Determine how many lines of the entries contain "size". Reply with that number alone.
** SOURCE DATA follows **
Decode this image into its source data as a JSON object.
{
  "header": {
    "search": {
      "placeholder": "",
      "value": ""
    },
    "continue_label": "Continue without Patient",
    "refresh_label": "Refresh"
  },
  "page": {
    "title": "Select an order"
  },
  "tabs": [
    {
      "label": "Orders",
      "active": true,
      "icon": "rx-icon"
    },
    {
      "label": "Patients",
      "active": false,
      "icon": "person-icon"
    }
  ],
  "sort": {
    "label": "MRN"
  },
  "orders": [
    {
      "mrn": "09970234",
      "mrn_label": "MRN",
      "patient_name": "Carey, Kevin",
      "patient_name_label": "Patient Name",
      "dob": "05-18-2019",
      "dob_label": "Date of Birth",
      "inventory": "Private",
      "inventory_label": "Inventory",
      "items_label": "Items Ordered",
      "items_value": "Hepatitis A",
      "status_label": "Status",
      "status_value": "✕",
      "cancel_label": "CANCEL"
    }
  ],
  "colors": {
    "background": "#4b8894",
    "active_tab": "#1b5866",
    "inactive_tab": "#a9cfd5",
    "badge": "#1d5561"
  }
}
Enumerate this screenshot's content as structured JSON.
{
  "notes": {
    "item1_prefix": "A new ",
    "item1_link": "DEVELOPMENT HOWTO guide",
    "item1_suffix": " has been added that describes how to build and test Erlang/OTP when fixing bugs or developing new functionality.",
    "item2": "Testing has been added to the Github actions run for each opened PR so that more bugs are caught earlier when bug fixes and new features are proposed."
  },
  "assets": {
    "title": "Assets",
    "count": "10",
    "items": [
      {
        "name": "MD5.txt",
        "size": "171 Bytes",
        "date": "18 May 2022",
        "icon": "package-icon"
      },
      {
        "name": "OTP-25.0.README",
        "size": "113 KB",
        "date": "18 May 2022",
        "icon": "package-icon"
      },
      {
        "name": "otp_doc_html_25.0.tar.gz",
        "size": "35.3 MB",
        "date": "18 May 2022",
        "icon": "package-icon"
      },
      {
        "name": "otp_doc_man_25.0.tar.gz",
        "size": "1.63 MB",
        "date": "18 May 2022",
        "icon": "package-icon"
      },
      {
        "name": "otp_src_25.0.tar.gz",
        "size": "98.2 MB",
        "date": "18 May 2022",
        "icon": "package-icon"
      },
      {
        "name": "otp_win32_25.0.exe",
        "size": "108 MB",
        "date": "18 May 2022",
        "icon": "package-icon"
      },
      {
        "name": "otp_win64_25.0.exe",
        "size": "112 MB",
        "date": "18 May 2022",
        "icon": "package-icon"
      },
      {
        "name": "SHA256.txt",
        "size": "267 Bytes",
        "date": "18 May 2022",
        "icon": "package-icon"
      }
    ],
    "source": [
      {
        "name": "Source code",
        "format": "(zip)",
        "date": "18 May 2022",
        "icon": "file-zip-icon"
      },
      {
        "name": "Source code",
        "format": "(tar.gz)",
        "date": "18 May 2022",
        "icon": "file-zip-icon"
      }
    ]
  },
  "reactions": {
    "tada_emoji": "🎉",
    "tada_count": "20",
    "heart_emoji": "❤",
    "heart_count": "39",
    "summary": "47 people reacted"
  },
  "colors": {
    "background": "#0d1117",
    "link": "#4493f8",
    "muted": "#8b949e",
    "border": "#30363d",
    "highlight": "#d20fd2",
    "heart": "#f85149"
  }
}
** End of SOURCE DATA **
**WRITTEN ANSWER:**
8